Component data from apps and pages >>
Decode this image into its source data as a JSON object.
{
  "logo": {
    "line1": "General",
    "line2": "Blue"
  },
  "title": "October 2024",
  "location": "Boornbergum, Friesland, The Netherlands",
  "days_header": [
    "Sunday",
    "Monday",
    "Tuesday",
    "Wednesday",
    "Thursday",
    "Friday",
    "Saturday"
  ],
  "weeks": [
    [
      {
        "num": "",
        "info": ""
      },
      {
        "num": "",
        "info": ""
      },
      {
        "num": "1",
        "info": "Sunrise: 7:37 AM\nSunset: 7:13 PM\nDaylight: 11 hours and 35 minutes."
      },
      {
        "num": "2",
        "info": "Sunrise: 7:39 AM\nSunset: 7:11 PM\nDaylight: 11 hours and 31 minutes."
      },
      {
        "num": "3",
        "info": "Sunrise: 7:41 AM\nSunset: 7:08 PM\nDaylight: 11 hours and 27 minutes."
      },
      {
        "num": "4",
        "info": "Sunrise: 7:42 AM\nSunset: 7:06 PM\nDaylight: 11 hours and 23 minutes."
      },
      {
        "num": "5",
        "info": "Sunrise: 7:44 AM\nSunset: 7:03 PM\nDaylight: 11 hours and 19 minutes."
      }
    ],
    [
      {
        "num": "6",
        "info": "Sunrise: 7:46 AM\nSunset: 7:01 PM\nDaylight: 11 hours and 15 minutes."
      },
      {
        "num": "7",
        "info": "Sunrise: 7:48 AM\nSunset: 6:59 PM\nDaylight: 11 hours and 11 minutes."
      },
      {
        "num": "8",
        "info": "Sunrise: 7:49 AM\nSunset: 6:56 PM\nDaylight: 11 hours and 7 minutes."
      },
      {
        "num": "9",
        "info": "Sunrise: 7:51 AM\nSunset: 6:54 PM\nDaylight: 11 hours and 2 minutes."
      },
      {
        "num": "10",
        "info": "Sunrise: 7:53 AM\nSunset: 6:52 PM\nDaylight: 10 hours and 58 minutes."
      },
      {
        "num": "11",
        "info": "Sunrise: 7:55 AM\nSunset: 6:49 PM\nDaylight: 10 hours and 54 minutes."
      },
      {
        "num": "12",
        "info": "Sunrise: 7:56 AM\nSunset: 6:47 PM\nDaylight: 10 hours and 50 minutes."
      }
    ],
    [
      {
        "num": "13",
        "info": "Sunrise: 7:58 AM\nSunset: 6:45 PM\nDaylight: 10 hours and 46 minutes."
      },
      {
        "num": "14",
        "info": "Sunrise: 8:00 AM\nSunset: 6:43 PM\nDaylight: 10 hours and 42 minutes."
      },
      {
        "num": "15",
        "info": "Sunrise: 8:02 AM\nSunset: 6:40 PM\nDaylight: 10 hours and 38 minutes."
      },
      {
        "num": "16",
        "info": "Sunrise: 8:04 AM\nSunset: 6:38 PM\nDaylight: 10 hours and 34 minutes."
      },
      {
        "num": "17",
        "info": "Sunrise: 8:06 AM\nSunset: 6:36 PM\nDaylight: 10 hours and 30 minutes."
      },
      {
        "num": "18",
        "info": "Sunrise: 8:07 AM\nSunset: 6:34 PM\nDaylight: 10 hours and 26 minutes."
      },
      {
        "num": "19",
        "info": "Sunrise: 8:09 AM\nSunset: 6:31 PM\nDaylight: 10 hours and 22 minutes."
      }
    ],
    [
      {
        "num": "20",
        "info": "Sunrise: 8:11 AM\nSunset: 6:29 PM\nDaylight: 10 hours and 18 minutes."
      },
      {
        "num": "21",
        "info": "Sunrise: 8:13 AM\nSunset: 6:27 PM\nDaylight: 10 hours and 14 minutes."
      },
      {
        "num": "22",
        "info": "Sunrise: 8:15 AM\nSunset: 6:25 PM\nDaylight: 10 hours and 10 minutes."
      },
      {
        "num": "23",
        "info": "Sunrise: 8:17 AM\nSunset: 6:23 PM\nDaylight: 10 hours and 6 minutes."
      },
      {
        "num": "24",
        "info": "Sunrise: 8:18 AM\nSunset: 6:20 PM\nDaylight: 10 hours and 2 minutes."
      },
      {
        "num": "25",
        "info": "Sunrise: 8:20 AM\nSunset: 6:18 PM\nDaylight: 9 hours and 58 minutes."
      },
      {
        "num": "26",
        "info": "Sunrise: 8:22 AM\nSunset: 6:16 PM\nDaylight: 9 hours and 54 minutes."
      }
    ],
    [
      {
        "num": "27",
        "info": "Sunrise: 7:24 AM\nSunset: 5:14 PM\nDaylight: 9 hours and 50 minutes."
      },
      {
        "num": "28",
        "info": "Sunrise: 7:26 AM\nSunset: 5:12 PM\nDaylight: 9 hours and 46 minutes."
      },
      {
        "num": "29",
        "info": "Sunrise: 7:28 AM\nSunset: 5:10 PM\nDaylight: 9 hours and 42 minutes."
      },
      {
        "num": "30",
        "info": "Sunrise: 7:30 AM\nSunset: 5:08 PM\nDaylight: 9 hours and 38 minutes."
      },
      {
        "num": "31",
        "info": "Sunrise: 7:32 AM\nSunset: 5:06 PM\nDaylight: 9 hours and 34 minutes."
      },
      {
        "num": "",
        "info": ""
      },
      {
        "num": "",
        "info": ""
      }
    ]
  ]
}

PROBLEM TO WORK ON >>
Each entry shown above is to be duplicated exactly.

TASK SOLUTION >>
Decode this image into its source data as a JSON object.
{
  "logo": {
    "line1": "General",
    "line2": "Blue"
  },
  "title": "October 2024",
  "location": "Boornbergum, Friesland, The Netherlands",
  "days_header": [
    "Sunday",
    "Monday",
    "Tuesday",
    "Wednesday",
    "Thursday",
    "Friday",
    "Saturday"
  ],
  "weeks": [
    [
      {
        "num": "",
        "info": ""
      },
      {
        "num": "",
        "info": ""
      },
      {
        "num": "1",
        "info": "Sunrise: 7:37 AM\nSunset: 7:13 PM\nDaylight: 11 hours and 35 minutes."
      },
      {
        "num": "2",
        "info": "Sunrise: 7:39 AM\nSunset: 7:11 PM\nDaylight: 11 hours and 31 minutes."
      },
      {
        "num": "3",
        "info": "Sunrise: 7:41 AM\nSunset: 7:08 PM\nDaylight: 11 hours and 27 minutes."
      },
      {
        "num": "4",
        "info": "Sunrise: 7:42 AM\nSunset: 7:06 PM\nDaylight: 11 hours and 23 minutes."
      },
      {
        "num": "5",
        "info": "Sunrise: 7:44 AM\nSunset: 7:03 PM\nDaylight: 11 hours and 19 minutes."
      }
    ],
    [
      {
        "num": "6",
        "info": "Sunrise: 7:46 AM\nSunset: 7:01 PM\nDaylight: 11 hours and 15 minutes."
      },
      {
        "num": "7",
        "info": "Sunrise: 7:48 AM\nSunset: 6:59 PM\nDaylight: 11 hours and 11 minutes."
      },
      {
        "num": "8",
        "info": "Sunrise: 7:49 AM\nSunset: 6:56 PM\nDaylight: 11 hours and 7 minutes."
      },
      {
        "num": "9",
        "info": "Sunrise: 7:51 AM\nSunset: 6:54 PM\nDaylight: 11 hours and 2 minutes."
      },
      {
        "num": "10",
        "info": "Sunrise: 7:53 AM\nSunset: 6:52 PM\nDaylight: 10 hours and 58 minutes."
      },
      {
        "num": "11",
        "info": "Sunrise: 7:55 AM\nSunset: 6:49 PM\nDaylight: 10 hours and 54 minutes."
      },
      {
        "num": "12",
        "info": "Sunrise: 7:56 AM\nSunset: 6:47 PM\nDaylight: 10 hours and 50 minutes."
      }
    ],
    [
      {
        "num": "13",
        "info": "Sunrise: 7:58 AM\nSunset: 6:45 PM\nDaylight: 10 hours and 46 minutes."
      },
      {
        "num": "14",
        "info": "Sunrise: 8:00 AM\nSunset: 6:43 PM\nDaylight: 10 hours and 42 minutes."
      },
      {
        "num": "15",
        "info": "Sunrise: 8:02 AM\nSunset: 6:40 PM\nDaylight: 10 hours and 38 minutes."
      },
      {
        "num": "16",
        "info": "Sunrise: 8:04 AM\nSunset: 6:38 PM\nDaylight: 10 hours and 34 minutes."
      },
      {
        "num": "17",
        "info": "Sunrise: 8:06 AM\nSunset: 6:36 PM\nDaylight: 10 hours and 30 minutes."
      },
      {
        "num": "18",
        "info": "Sunrise: 8:07 AM\nSunset: 6:34 PM\nDaylight: 10 hours and 26 minutes."
      },
      {
        "num": "19",
        "info": "Sunrise: 8:09 AM\nSunset: 6:31 PM\nDaylight: 10 hours and 22 minutes."
      }
    ],
    [
      {
        "num": "20",
        "info": "Sunrise: 8:11 AM\nSunset: 6:29 PM\nDaylight: 10 hours and 18 minutes."
      },
      {
        "num": "21",
        "info": "Sunrise: 8:13 AM\nSunset: 6:27 PM\nDaylight: 10 hours and 14 minutes."
      },
      {
        "num": "22",
        "info": "Sunrise: 8:15 AM\nSunset: 6:25 PM\nDaylight: 10 hours and 10 minutes."
      },
      {
        "num": "23",
        "info": "Sunrise: 8:17 AM\nSunset: 6:23 PM\nDaylight: 10 hours and 6 minutes."
      },
      {
        "num": "24",
        "info": "Sunrise: 8:18 AM\nSunset: 6:20 PM\nDaylight: 10 hours and 2 minutes."
      },
      {
        "num": "25",
        "info": "Sunrise: 8:20 AM\nSunset: 6:18 PM\nDaylight: 9 hours and 58 minutes."
      },
      {
        "num": "26",
        "info": "Sunrise: 8:22 AM\nSunset: 6:16 PM\nDaylight: 9 hours and 54 minutes."
      }
    ],
    [
      {
        "num": "27",
        "info": "Sunrise: 7:24 AM\nSunset: 5:14 PM\nDaylight: 9 hours and 50 minutes."
      },
      {
        "num": "28",
        "info": "Sunrise: 7:26 AM\nSunset: 5:12 PM\nDaylight: 9 hours and 46 minutes."
      },
      {
        "num": "29",
        "info": "Sunrise: 7:28 AM\nSunset: 5:10 PM\nDaylight: 9 hours and 42 minutes."
      },
      {
        "num": "30",
        "info": "Sunrise: 7:30 AM\nSunset: 5:08 PM\nDaylight: 9 hours and 38 minutes."
      },
      {
        "num": "31",
        "info": "Sunrise: 7:32 AM\nSunset: 5:06 PM\nDaylight: 9 hours and 34 minutes."
      },
      {
        "num": "",
        "info": ""
      },
      {
        "num": "",
        "info": ""
      }
    ]
  ]
}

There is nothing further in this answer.